Plant scientist Joanne Chory has $3 million more than she did last week.
On Sunday December 3rd, Chory was awarded one of the prestigious 2018 Breakthrough Prizes in life sciences, an award given out annually to scientists by Silicon Valley tycoons including Google co-founder Sergey Brin and Facebook creator Mark Zuckerberg. The team characterizes the awards as the “Oscars of science,” and started giving them in 2012 to applaud scientific advances in life sciences, fundamental physics, and math.
Chory won the prize for the research she’s done for the past 30 years to find new ways to grow heartier plants.
But she is now shifting gears to engineer a leafy green that could both feed the planet and suck carbon dioxide out of the air to curb climate change. Chory hopes that one day, this drought and flood-resistant crop can be grown as food while sequestering 20 times more carbon than today’s perennial grasses. It may taste like a chickpea, she said.
Chory estimates it will take roughly ten years and $50 million dollars to make the protein-rich plant a reality. But the clock is ticking: most estimates suggest by the end of this century, the Earth is on track to be at least 3.6 degrees Fahrenheit warmer than pre-industrial levels.
“Our world is at a crossroads,” Chory told a crowd in Palo Alto on Monday, a day after she won the prize. “We need to do something, do something soon, to help the planet not get so hot.”
Her team’s carbon-capturing plant idea is based on a polymer called ‘Suberin.’
“It basically is cork,” she said.
Suberin, Chory said, can store and retain carbon for hundreds, perhaps thousands of years in soil without biodegrading. A perennial plant with Suberin could therefore both purify the air and add more oxygen to the atmosphere. And, she said, the roots could be flood- and drought-resistant.
“A lot of coastal grasses make a lot of Suberin,” she said. “I think they’re keeping the water out of the plant.”

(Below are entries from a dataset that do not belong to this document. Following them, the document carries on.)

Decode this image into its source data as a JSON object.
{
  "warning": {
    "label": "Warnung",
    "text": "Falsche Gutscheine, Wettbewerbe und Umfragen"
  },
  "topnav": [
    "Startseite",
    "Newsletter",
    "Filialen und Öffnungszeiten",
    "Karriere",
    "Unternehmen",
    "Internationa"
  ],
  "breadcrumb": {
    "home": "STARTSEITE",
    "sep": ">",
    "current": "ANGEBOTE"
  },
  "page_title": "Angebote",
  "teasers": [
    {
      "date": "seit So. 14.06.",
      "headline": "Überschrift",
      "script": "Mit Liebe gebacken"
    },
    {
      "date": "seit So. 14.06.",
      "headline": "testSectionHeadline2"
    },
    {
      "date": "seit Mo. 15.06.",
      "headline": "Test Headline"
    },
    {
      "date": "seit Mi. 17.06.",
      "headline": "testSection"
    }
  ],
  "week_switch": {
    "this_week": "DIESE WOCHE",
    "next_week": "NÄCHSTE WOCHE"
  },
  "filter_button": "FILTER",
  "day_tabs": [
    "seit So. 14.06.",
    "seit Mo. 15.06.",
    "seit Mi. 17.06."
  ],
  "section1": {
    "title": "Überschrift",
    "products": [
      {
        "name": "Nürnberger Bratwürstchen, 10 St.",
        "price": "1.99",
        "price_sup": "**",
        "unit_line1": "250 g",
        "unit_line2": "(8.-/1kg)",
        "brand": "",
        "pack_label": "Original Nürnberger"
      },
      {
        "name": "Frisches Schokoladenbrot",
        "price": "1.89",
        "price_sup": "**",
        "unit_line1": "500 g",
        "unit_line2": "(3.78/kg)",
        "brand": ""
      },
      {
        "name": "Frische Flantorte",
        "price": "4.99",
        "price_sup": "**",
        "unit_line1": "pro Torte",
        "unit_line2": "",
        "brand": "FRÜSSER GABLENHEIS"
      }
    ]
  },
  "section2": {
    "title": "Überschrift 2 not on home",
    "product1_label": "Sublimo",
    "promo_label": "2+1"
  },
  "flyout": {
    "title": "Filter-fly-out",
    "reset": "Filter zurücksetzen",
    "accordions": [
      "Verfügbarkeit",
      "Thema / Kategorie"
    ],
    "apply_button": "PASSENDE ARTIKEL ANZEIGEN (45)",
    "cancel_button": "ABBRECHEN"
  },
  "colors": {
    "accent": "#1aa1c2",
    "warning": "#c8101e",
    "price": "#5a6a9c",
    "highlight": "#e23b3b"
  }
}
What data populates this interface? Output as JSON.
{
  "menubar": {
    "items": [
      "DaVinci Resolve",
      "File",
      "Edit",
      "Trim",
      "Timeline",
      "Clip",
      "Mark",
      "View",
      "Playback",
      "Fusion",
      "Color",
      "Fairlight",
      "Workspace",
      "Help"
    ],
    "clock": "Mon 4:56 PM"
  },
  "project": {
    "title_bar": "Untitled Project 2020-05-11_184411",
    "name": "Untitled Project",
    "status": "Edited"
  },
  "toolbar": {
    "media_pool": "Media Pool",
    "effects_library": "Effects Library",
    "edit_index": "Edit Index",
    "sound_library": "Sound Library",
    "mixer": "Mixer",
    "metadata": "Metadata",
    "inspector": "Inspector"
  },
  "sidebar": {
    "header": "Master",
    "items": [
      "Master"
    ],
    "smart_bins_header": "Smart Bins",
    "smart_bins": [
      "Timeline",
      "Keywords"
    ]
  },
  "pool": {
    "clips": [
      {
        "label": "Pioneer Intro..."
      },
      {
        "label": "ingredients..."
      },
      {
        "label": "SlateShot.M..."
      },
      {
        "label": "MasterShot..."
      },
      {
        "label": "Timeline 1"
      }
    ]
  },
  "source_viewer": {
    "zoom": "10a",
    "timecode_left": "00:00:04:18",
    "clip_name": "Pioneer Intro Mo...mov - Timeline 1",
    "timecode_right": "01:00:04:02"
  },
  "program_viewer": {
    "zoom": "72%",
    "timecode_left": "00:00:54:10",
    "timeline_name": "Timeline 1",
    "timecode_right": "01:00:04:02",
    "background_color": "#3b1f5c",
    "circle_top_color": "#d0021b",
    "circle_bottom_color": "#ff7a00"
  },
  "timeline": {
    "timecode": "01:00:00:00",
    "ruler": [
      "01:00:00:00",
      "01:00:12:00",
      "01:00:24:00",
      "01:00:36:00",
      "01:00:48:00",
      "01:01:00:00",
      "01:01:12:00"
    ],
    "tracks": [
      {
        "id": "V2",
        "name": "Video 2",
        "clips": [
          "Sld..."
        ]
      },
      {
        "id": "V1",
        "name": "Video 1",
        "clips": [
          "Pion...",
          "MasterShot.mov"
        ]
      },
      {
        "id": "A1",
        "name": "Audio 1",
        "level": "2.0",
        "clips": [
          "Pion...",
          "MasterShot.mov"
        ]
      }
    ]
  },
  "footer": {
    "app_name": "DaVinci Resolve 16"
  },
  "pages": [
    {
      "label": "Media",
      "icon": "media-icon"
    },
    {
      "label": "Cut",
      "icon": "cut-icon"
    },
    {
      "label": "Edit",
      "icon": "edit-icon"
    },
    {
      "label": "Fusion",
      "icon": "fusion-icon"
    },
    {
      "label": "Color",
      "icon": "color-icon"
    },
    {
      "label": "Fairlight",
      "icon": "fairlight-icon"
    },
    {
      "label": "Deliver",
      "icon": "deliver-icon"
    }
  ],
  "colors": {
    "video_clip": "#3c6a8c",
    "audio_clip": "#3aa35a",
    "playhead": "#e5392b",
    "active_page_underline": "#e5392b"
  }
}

Chory has already figured out new ways to grow mutant plant shoots without light. She’s made certain plants grow taller in the shade by exposing their seeds to DNA-altering chemicals, and discovered a new class of plant hormones called ‘brassinosteroids’. Her work has also helped create more stress- and pathogen-resistant strains of crops for harsh conditions.
In order for Chory’s new plant creation to make a dent in global warming, she estimates it’d need to take up 5% of the world’s cropland. With that kind of space — a swath about the size of Egypt — she estimates the crop could capture 50% of current levels of global CO2 emissions from humans.
While the idea may still just be a hope, Chory thinks it’s probably a better strategy than trying to get people to reduce carbon emissions in other ways.
“I live in Southern California where no one’s reducing their carbon footprint by 50% — including myself,” she said.
Chory said she’s no green thumb — she jokes that she knows the insides of plants better than the outsides. But she’s hopeful that with enough breeding trial and error, she’ll be able to engineer a way to help the environment without changing her California lifestyle.